/---

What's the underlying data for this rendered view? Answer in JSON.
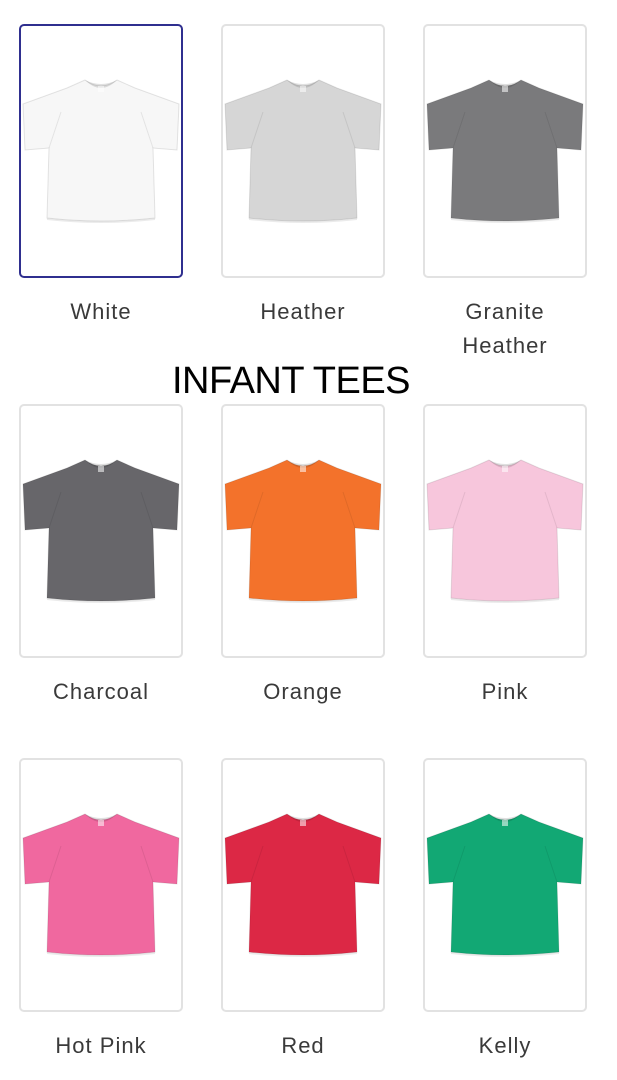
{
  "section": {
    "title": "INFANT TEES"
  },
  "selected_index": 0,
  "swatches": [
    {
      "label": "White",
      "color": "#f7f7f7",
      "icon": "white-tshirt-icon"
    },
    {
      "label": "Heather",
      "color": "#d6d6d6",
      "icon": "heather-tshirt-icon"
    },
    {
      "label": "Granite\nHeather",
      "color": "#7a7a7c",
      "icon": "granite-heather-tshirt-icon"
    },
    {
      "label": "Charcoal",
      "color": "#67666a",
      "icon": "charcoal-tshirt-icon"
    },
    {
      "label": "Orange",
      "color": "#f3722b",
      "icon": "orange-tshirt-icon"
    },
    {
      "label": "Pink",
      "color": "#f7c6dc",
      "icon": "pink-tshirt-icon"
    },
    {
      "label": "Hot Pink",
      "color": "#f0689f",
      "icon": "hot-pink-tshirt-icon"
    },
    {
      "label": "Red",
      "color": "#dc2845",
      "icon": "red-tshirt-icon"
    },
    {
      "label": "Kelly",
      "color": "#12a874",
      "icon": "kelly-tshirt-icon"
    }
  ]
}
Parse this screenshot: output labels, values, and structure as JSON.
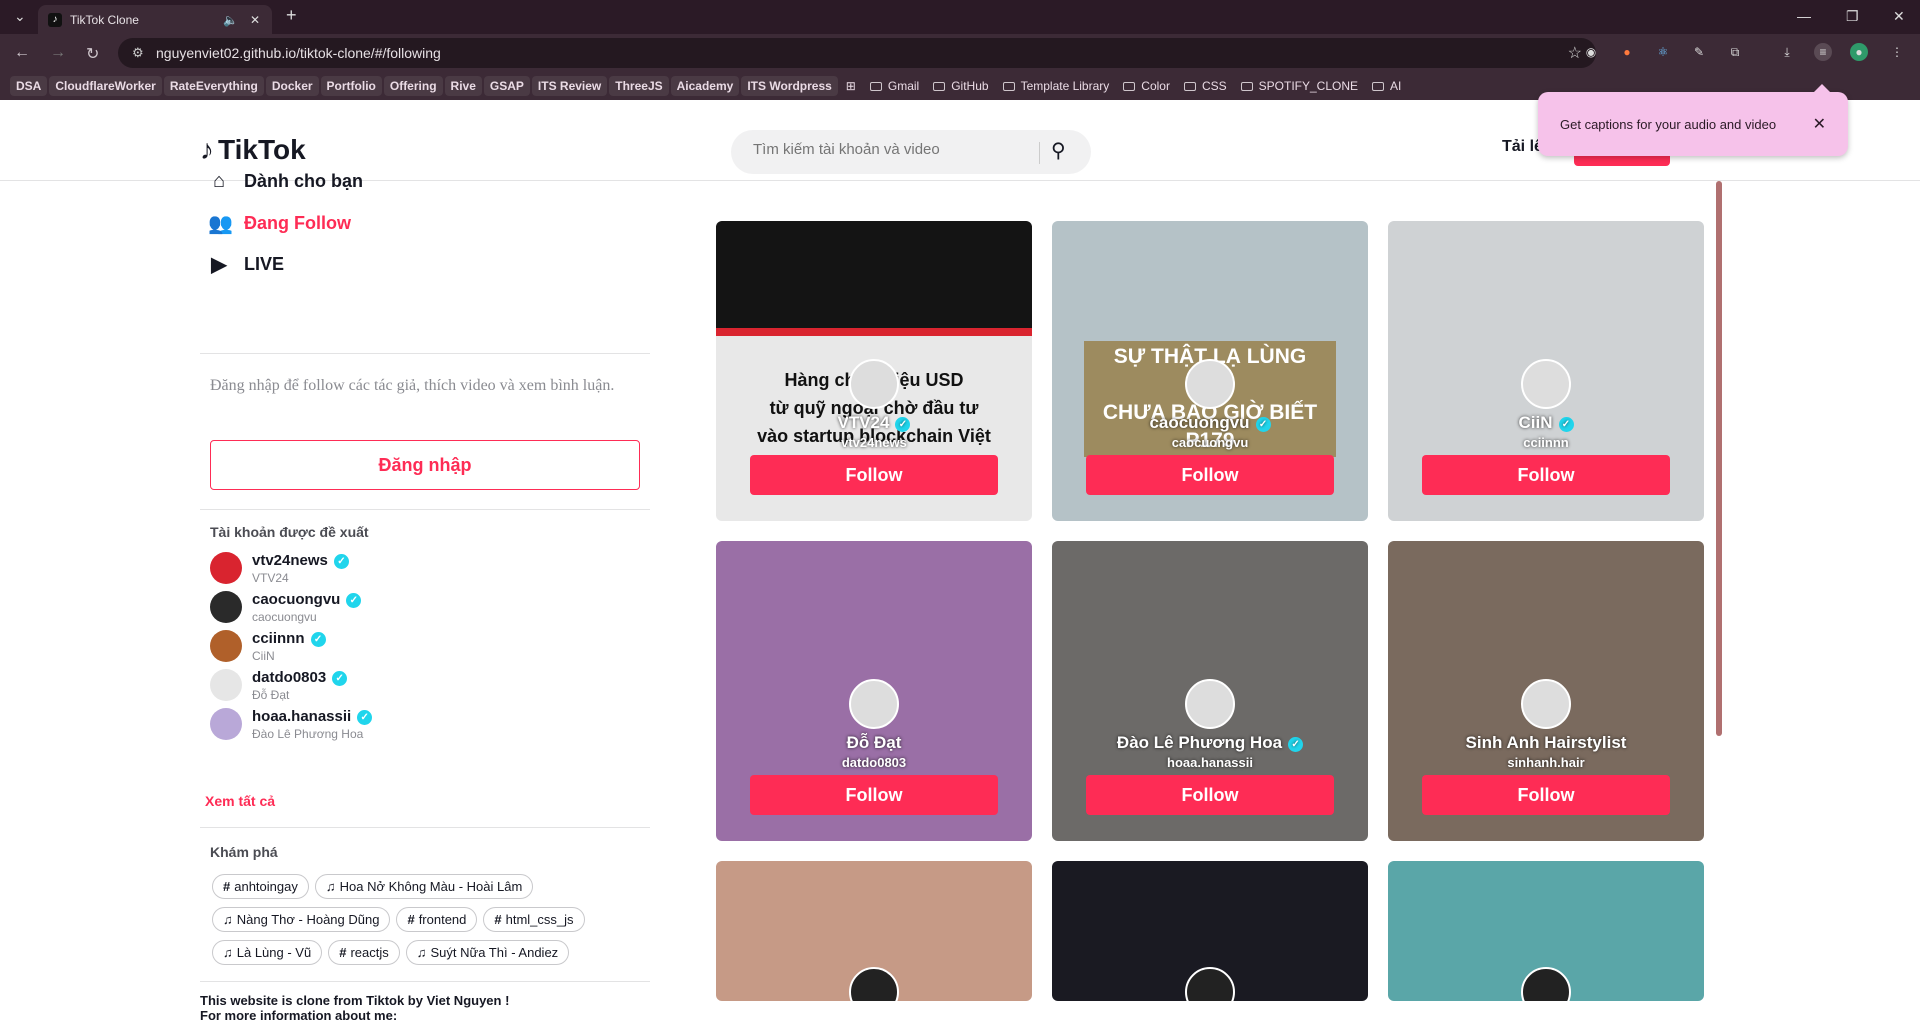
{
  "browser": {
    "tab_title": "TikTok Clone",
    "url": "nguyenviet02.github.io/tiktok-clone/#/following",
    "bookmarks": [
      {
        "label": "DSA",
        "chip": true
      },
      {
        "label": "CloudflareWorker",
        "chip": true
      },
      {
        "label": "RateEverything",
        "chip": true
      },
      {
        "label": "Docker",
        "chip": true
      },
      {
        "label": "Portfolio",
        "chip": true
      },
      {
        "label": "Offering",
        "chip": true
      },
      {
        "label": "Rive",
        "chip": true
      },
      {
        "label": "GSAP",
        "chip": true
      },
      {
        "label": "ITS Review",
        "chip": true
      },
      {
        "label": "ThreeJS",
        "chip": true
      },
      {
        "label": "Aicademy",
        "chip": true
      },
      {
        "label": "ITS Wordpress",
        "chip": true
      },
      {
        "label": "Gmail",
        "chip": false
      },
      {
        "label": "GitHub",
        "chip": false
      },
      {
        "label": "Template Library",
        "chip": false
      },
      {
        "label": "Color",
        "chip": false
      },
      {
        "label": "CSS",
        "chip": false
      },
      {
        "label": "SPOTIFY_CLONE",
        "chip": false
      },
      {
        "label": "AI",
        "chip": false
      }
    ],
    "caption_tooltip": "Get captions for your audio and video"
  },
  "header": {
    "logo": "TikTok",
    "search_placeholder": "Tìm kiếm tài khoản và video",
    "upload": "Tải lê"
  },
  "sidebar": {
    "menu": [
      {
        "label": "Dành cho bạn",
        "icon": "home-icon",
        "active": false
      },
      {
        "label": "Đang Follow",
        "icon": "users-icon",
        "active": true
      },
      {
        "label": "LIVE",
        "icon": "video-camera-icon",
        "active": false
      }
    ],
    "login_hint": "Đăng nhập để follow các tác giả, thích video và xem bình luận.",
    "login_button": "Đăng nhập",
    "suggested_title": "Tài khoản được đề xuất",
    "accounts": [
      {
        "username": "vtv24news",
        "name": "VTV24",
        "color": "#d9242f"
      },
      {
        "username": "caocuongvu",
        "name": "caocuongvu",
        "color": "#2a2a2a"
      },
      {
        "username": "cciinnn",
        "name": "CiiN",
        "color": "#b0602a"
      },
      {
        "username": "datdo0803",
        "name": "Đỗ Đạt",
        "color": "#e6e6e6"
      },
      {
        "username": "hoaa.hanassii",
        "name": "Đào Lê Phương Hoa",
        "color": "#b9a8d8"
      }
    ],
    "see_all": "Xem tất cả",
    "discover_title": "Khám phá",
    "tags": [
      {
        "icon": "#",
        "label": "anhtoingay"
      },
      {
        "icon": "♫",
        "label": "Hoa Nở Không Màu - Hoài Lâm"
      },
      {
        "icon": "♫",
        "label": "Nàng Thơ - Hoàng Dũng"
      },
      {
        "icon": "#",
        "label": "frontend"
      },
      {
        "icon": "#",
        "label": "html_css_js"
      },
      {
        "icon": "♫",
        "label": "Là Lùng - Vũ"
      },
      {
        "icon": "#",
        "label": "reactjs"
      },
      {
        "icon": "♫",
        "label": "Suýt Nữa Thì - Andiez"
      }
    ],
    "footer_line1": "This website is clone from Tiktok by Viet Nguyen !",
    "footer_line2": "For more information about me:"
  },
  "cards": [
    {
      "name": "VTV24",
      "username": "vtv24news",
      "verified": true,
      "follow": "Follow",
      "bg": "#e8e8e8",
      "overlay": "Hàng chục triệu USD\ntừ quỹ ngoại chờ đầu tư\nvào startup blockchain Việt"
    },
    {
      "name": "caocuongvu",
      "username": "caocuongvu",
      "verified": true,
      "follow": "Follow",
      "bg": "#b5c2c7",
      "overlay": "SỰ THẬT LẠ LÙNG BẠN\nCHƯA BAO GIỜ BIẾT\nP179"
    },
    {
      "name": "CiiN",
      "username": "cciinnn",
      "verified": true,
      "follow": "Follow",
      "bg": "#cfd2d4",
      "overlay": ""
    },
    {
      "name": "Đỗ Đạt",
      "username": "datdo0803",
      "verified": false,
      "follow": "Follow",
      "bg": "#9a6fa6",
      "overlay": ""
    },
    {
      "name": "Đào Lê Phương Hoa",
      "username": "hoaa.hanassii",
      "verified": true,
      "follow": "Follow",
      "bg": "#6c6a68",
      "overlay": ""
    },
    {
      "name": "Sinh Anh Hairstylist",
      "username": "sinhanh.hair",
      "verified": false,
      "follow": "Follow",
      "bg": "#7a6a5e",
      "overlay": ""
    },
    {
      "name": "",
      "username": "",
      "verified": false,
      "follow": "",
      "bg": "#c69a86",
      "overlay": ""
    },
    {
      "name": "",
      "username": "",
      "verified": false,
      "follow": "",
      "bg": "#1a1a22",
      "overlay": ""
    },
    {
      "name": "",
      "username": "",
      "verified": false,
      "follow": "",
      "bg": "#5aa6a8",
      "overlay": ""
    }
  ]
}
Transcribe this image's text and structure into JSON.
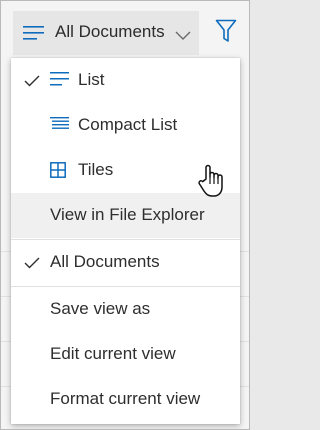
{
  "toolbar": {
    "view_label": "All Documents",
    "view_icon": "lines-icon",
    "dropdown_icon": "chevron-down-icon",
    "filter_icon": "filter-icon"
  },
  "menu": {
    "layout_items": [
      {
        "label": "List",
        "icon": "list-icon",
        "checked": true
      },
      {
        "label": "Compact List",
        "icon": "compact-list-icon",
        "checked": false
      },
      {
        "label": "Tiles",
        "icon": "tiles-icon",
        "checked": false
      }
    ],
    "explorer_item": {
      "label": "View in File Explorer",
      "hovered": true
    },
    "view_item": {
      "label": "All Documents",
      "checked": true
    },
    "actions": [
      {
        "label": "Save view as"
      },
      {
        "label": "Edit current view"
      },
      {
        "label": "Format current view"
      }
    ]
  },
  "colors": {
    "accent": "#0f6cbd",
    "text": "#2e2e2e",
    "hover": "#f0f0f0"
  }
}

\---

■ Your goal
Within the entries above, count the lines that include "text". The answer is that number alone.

■ The answer
2